The European Union (EU) has written to Microsoft to state its anti-competition concerns about the US giant's new operating system.
Neelie Kroes wants more information from Microsoft
EU Competition Commissioner Neelie Kroes is worried that the forthcoming Windows Vista system will not offer customers a real software choice.
Yet the letter does not mean the start of a formal inquiry, and Ms Kroes is responding to a query from Microsoft.
Microsoft had asked EU regulators to set out any Vista concerns it may have.
"We're concerned about the possibility that the next Vista operating system will include various elements which are currently available separately either from Microsoft or other companies," said EU competition spokesman Jonathan Todd.
Microsoft has delayed the main Vista launch until next year

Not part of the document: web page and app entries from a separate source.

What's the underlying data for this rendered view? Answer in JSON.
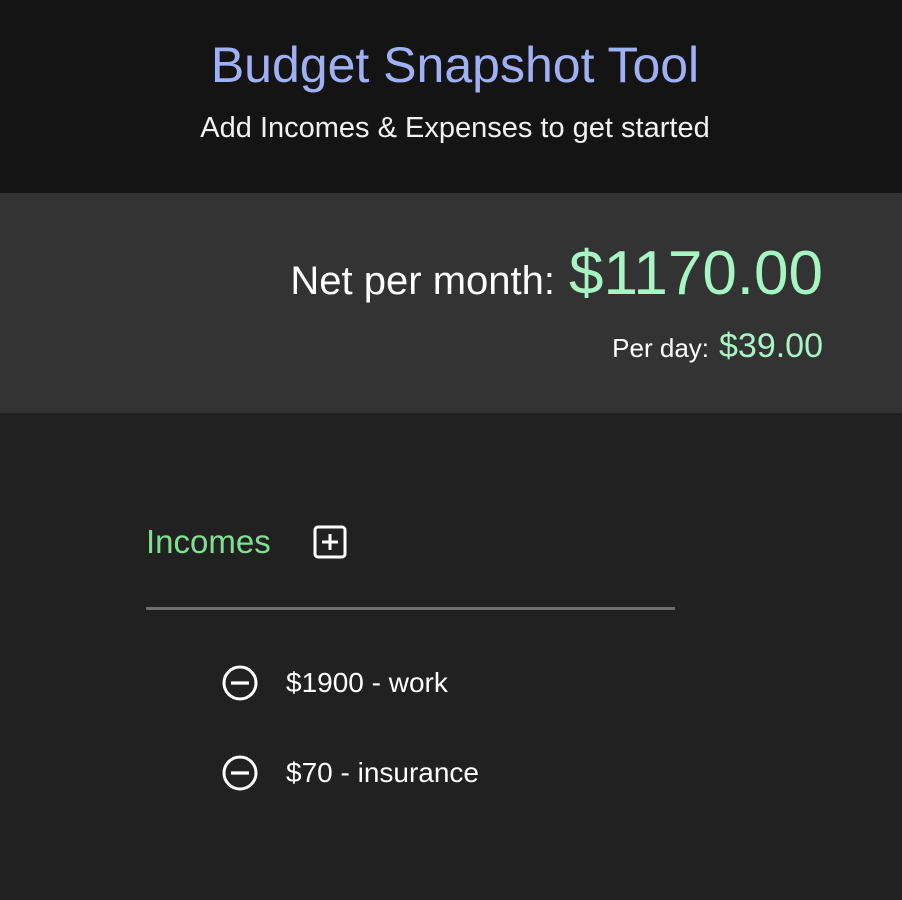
{
  "header": {
    "title": "Budget Snapshot Tool",
    "subtitle": "Add Incomes & Expenses to get started"
  },
  "summary": {
    "net_label": "Net per month:",
    "net_value": "$1170.00",
    "day_label": "Per day:",
    "day_value": "$39.00"
  },
  "incomes": {
    "title": "Incomes",
    "add_icon": "plus-square-icon",
    "remove_icon": "minus-circle-icon",
    "items": [
      {
        "text": "$1900 - work"
      },
      {
        "text": "$70 - insurance"
      }
    ]
  },
  "colors": {
    "title": "#9fb0f4",
    "accent_value": "#a8f5c4",
    "section_title": "#7fe08f",
    "header_bg": "#141414",
    "summary_bg": "#333333",
    "page_bg": "#212121"
  }
}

He added that Ms Kroes and her department were highlighting Vista's integrated internet search, digital rights management and documents software as key areas of concern.
"We assume that Microsoft has its own interests at heart," said Mr Todd.
"It wants to launch another product without having to worry about the Commission instituting various actions under anti-trust law."
The EU's look at Vista is entirely separate from its continuing legal dispute with Microsoft over Brussels' 2004 anti-competition ruling against the US giant.
Brussels has since accused Microsoft of dragging its feet over implementing its call for the firm to open up its software systems to rivals - something Microsoft denies.
Delays mean the launch of the main consumer version of Vista will not now take place until early next year.